Here’s what’s in the final version of the Republican tax bill

The US Capitol Building is seen from the Congressional Visitors Center in Washington, DC, Dec. 6, 2017.

Republicans in the Senate and House of Representatives are expected to vote within days on sweeping legislation that would overhaul the US tax system for the first time in more than 30 years.

President Donald Trump wants to sign tax legislation before year-end to notch the first major legislative win for majority Republicans since January when they gained control of the White House as well as Congress.

The following are key parts of the final bill, estimated to add just under $1.5 trillion to the US national debt over the next decade, or roughly $1 trillion after accounting for economic growth:


Corporate tax rate: Cuts corporate income tax rate to 21 percent from 35 percent, beginning Jan. 1, 2018.

Pass-throughs: Creates a 20 percent deduction for the first $315,000 of qualified business income for joint filers of pass-through businesses such as partnerships and sole proprietorships. For income above that threshold, the legislation phases in limits that produce an effective marginal tax rate of no more than 29.6 percent.

Corporate minimum tax: Repeals the 20 percent federal corporate alternative minimum tax, which was set up to ensure that profitable corporations pay at least some tax.

Territorial system: Exempts US corporations from US taxes on most of their future foreign profits, ending the present worldwide system of taxing profits of all US-based businesses, no matter where the profits are earned.

Repatriation: Sets a one-time mandatory tax of 8 percent for illiquid assets and 15.5 percent for cash and cash equivalents on $2.6 trillion in U.S. business profits currently held overseas. That foreign cash pile was created by a rule that allowed foreign profits to be tax deferred if they were not brought into the United States, or repatriated, a tax rule that would be rendered obsolete by the territorial system.

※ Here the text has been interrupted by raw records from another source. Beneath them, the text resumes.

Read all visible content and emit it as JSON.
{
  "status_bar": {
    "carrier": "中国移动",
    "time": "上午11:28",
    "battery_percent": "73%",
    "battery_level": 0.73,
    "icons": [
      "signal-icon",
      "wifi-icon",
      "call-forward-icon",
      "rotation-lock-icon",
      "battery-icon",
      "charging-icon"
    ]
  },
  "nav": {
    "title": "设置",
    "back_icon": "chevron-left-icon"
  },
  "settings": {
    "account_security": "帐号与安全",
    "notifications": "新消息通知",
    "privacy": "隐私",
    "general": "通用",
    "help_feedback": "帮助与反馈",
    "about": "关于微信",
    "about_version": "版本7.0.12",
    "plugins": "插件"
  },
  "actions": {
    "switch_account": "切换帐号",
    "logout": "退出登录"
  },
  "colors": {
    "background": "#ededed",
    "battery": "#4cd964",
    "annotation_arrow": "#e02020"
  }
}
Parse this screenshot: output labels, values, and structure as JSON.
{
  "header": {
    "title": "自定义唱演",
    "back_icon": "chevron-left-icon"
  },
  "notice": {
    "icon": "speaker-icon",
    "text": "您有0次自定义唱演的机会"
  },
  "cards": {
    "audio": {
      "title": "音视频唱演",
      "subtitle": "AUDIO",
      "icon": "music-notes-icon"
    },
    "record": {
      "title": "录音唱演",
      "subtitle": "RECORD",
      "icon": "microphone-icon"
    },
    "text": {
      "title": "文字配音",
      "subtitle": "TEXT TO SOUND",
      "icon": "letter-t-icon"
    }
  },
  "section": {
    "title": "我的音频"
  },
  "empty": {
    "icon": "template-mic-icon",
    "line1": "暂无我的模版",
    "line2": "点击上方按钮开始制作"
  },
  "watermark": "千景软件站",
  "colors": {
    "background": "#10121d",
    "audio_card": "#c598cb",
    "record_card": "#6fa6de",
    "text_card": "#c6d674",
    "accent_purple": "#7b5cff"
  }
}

Anti-base erosion measures: Includes provisions to prevent companies from shifting profits out of the United States to lower-tax jurisdictions abroad. These include an alternative minimum tax on payments between US corporations and foreign-related companies and limitations on the shifting of corporate income through transfers of intangible property, including patents.

Capital expensing: Allows businesses to immediately write off, or expense, the full value of equipment for five years, then gradually eliminates 100 percent expensing over a five-year period beginning in year six.

Interest deduction limit: Caps business deduction for debt interest payments at 30 percent of taxable income, without regard to deductions for depreciation, amortization or depletion.

Clean energy: Leaves in place tax credits for producing electricity from wind, biomass, geothermal, solar, municipal waste and hydropower.

Carried interest: Largely leaves in place the "carried interest" loophole that benefits private equity fund managers and some hedge fund managers, despite pledges by Republicans including Trump to close it. These financiers can now claim a lower capital gains rate on much of their income from investments held more than a year. The new legislation would extend that holding period to three years, putting the loophole out of reach for some fund managers, but preserving its availability for many.


Brackets: Sets seven tax brackets: for married couples filing jointly, 10 percent up to $19,050; 12 percent up to $77,400; 22 percent up to $165,000; 24 percent up to $315,000; 32 percent up to $400,000; 35 percent up to $600,000; and 37 percent over $600,000. For unmarried individuals and married couples filing separately, 10 percent up to $9,525; 12 percent up to $38,700; 22 percent up to $82,500; 24 percent up to $157,500; 32 percent up to $200,000; 35 percent up to $500,000; and 37 percent over $500,000. These brackets expire after 2025.

Standard deduction: Gives taxpayers a tax break without having to claim itemized deductions. For eight years beginning in 2018, the standard deduction increases to $12,700 from $6,350 for individuals and to $24,000 from $12,000 for married couples under the legislation.

Child tax credit: Doubles the child tax credit to $2,000 per dependent child under the age of 17, with a refundable portion of $1,400. The refundable portion allows families to lower their tax bills to zero and receive a refund for the remaining value.

Personal exemption: Ends $4,050 individual personal exemption.

Inheritances: Increases the exemption for estate and gift taxes to $10 million from $5 million per person and indexes the new exemption level for inflation after 2011. That means even fewer Americans would pay the estate tax, but it would stay on the books.

Mortgages: For residences bought from Jan. 1, 2018, through Dec. 25, 2025, caps the deduction for mortgage interest at $750,000 in home loan value. After Dec. 31, 2025, the cap will revert to $1 million in loan value. Suspends the deduction for interest on home equity loans.

Other provisions

Affordable Care Act Mandate: Repeals a federal fine imposed on Americans under the Affordable Care Act for not obtaining health insurance coverage.

ANWR drilling: Allows oil drilling in Alaska's Arctic National Wildlife Refuge.

Sign up for our daily newsletter

Sign up for The Top of the World, delivered to your inbox every weekday morning.